Pyoderma frequently appears as a rash. It often affects the trunk, chin, bridge of the nose, and feet but it also may be generalized over the entire body. Skin lesions can have a sudden or gradual onset. The animal may or may not itch. If the underlying cause is an allergy, the itching usually comes before the rash. The rash or lesions on the skin may appear as small bumps, pus-filled pimples or pockets of pus, or blood-filled blisters. There can be crusting, scaling, and discolored spots on the skin. The skin may be inflamed (red and hot). Hair loss can occur, giving the animal a "moth-eaten" look.

If a hormonal disorder is the underlying cause, signs can include excessive thirst and excessive urination, pendulous abdomen, lethargy, weight gain, or signs of feminization in male dogs.

How is pyoderma diagnosed?

Pyoderma is diagnosed upon history and physical examination and by diagnostic procedures involving the skin. Skin rashes can be caused by a variety of agents so the veterinarian will attempt to differentiate between conditions with similar skin lesions. Routine laboratory tests, such as complete blood counts (CBCs) and blood chemistries may reflect the underlying cause (for example, anemia due to hypothyroidism). Skin scrapings, allergy testing, and hormonal tests may identify the underlying cause. Microscopic examination of cells (cytology) from the skin may differentiate fungal infections from pyoderma. Cultures of the skin lesions, most preferably of an intact pustule, may reveal the causative organism or organisms.

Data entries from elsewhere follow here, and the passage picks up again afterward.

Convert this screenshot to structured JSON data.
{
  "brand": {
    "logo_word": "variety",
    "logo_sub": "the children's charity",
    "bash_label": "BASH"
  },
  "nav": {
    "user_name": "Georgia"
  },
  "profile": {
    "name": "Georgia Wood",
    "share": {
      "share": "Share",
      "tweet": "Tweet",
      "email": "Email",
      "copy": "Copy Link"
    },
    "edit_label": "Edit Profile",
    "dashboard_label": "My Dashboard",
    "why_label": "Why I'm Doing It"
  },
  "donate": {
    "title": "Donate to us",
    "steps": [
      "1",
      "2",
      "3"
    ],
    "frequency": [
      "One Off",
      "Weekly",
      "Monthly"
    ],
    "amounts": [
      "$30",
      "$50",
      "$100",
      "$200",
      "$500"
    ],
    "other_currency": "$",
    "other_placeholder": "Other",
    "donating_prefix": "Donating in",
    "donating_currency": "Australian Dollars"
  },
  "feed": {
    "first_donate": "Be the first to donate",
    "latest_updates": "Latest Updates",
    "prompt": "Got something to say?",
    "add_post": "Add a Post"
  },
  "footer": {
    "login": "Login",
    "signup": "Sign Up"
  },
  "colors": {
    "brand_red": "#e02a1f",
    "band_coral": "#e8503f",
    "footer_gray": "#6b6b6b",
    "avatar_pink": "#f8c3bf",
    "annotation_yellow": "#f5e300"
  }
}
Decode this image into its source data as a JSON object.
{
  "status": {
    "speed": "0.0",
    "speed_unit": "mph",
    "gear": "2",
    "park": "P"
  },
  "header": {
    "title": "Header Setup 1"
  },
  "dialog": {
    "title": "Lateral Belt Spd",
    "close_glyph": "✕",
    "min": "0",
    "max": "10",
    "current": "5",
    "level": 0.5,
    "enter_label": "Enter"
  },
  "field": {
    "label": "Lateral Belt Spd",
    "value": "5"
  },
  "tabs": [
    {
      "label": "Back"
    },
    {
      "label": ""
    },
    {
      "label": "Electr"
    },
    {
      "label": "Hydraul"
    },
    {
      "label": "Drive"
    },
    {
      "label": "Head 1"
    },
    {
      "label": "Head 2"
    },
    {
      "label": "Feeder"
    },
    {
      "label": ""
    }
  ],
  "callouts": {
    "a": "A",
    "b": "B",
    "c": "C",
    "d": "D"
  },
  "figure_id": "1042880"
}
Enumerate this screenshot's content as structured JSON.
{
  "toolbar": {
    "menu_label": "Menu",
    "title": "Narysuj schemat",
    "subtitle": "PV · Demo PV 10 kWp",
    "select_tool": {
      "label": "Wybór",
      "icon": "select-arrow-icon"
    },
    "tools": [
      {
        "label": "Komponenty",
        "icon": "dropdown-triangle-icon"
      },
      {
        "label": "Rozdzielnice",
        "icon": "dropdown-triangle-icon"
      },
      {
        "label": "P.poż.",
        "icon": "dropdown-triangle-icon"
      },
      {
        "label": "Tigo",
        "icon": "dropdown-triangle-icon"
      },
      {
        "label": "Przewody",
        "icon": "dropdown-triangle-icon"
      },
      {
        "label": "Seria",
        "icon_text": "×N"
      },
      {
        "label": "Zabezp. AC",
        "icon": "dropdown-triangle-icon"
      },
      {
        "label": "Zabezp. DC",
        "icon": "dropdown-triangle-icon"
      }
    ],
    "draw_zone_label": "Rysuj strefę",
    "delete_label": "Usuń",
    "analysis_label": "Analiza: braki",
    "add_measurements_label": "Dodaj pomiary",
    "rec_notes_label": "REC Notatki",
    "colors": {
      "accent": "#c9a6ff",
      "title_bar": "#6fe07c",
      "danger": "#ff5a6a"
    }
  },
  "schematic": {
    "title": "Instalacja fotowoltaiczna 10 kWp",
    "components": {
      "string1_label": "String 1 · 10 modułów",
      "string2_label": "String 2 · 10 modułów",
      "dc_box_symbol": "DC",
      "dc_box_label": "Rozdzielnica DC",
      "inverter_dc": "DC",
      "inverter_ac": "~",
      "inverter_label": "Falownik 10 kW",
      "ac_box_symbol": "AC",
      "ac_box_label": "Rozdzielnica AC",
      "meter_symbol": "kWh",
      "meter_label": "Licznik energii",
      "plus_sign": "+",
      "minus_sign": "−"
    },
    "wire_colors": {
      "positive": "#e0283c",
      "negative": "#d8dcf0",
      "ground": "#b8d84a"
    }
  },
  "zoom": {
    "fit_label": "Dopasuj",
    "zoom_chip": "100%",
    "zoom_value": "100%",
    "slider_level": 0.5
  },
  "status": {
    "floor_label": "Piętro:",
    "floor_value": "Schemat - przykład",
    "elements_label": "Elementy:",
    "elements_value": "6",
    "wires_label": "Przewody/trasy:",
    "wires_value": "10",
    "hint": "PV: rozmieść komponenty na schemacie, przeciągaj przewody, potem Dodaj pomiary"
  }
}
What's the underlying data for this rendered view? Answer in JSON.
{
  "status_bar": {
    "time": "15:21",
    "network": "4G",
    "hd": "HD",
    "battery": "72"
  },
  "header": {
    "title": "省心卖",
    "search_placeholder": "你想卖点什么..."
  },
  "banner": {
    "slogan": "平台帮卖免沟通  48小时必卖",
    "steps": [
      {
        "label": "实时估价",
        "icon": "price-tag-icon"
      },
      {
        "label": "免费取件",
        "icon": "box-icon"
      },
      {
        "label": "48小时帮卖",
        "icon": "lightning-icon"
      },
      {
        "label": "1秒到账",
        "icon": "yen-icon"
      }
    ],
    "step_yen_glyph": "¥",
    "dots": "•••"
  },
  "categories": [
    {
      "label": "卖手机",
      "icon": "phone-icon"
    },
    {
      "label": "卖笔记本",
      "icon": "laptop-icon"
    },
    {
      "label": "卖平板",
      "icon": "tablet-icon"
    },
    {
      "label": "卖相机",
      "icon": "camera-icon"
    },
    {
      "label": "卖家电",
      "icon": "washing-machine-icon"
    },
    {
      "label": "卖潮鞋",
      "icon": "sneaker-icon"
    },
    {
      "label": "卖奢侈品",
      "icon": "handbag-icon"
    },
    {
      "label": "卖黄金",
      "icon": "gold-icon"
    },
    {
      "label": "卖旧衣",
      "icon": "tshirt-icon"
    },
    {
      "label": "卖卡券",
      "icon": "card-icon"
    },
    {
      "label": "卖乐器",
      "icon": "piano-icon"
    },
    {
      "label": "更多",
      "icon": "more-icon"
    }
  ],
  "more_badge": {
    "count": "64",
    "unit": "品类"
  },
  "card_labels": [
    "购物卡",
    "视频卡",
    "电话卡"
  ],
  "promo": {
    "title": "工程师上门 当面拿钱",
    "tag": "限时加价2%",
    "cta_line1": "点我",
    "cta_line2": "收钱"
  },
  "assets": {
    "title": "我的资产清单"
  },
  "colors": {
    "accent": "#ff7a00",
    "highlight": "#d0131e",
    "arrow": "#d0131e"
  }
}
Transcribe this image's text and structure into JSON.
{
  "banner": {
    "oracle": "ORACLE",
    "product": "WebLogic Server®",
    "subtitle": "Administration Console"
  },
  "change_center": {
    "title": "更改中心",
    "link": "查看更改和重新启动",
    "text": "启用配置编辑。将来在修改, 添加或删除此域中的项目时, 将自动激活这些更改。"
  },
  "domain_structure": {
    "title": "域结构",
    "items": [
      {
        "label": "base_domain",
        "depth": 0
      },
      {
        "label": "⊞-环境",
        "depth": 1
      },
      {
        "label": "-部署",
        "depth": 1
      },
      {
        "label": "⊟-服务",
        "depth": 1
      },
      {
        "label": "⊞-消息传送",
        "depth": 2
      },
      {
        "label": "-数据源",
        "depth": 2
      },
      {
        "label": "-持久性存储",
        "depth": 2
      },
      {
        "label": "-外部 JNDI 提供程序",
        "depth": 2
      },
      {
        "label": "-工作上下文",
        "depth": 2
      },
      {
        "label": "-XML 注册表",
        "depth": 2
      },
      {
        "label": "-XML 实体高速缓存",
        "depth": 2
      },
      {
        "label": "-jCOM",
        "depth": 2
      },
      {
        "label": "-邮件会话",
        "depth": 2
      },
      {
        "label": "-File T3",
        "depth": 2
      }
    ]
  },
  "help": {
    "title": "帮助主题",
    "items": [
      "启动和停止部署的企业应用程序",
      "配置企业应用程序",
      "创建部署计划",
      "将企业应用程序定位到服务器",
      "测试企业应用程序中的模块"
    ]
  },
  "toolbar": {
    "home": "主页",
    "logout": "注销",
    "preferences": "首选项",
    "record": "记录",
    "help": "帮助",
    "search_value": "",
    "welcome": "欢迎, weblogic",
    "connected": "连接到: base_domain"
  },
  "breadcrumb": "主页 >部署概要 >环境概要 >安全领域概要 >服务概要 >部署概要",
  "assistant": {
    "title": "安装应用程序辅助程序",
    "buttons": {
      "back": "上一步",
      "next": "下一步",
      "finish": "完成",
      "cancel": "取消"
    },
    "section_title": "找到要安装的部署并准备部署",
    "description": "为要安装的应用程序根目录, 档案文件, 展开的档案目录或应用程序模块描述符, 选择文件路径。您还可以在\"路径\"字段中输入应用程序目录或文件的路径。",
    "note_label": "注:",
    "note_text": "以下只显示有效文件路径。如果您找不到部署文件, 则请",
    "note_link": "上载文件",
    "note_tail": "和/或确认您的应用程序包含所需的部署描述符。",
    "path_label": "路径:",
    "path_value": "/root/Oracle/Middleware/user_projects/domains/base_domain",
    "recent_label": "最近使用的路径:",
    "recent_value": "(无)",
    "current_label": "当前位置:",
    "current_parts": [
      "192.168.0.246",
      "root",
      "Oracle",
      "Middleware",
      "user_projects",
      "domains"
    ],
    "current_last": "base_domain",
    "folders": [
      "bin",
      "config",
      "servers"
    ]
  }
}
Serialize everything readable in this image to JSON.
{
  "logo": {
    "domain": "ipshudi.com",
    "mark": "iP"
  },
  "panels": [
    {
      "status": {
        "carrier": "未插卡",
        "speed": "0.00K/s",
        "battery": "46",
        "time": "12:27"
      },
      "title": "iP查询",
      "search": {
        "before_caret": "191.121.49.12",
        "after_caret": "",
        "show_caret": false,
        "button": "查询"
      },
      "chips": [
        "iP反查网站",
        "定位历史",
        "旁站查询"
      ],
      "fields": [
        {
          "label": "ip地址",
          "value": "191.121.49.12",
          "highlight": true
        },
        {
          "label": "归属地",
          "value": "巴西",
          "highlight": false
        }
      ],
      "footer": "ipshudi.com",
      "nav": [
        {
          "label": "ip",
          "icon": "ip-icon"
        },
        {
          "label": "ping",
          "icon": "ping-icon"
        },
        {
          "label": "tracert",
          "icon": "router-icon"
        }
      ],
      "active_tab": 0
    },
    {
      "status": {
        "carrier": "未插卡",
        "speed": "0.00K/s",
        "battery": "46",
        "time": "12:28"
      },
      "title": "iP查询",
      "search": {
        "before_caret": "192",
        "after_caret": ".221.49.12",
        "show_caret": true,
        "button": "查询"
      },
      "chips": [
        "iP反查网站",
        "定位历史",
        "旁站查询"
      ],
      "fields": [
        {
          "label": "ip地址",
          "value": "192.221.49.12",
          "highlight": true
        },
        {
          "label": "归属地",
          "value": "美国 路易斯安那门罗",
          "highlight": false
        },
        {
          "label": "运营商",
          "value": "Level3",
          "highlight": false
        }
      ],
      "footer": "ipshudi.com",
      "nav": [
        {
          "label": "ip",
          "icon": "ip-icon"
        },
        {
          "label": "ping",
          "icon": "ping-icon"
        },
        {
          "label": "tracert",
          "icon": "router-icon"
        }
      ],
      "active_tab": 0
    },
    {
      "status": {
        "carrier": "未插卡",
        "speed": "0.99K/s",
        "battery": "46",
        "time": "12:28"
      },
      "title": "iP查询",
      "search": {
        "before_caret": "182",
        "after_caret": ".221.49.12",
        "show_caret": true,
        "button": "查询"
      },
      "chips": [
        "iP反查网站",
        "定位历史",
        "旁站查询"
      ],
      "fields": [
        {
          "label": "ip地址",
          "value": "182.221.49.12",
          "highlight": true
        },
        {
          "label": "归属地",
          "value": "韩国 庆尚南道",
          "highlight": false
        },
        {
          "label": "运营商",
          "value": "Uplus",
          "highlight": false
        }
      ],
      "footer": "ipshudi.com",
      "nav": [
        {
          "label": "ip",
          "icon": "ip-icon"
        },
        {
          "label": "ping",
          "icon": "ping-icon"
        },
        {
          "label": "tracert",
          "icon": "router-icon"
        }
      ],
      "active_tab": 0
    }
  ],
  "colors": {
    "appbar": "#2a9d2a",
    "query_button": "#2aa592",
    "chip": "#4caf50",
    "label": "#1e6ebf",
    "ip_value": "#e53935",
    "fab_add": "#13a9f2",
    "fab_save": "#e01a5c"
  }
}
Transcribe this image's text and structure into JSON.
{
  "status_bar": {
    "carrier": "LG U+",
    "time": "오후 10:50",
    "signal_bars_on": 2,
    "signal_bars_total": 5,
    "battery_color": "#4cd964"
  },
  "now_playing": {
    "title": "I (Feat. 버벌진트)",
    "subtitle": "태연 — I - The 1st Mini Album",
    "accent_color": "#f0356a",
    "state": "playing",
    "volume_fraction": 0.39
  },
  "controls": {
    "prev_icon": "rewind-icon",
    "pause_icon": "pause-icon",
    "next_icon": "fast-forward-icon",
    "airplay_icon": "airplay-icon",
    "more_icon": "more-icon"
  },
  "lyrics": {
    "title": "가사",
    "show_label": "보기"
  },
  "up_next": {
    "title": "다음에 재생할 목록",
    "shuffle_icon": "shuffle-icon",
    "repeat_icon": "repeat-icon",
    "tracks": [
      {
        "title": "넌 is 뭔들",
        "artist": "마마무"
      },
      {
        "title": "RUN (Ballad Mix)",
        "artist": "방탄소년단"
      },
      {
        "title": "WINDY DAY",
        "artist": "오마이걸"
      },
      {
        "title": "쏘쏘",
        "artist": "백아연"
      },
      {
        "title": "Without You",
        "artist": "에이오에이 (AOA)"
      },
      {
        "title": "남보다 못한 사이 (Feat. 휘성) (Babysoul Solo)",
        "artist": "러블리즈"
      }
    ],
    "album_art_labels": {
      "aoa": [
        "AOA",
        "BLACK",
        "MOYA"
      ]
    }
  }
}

Skin biopsy (removal and examination of skin tissue) may be needed.

How is pyoderma treated?

Pets usually are treated as outpatients except for animals with severe, generalized pyodermas. These animals may require intravenous (through a vein) fluids or medications or daily whirlpool baths. A hypoallergenic diet is provided if food allergy has been determined to be the cause. Otherwise, a high-quality, well-balanced diet should be given to the pet. Excessive dietary supplements, such as vitamins, should be avoided.

Pets with pyoderma are treated with a variety of antibiotics. Some antibiotics may cause vomiting and giving them with food may avoid this side effect. Other antibiotics should not be given with food. The veterinarian will provide information on using antibiotics appropriately. Antibiotics usually are continued for one-to-three months, depending on the severity of the pyoderma. In addition to antibiotic therapy, the pet may benefit from medicated shampoos or whirlpool baths that can help remove surface debris and crusted drainage. Routine bathing with medicated shampoos may help prevent recurrences.

What is the prognosis for animals with pyoderma?

The prognosis (outcome) for animals with pyoderma is variable. If the underlying cause is identified and effectively treated, the pyoderma may resolve successfully. Otherwise, the pyoderma may not respond well to treatment or it may recur frequently.

The information on this page was obtained from the site www.vetmedcenter.com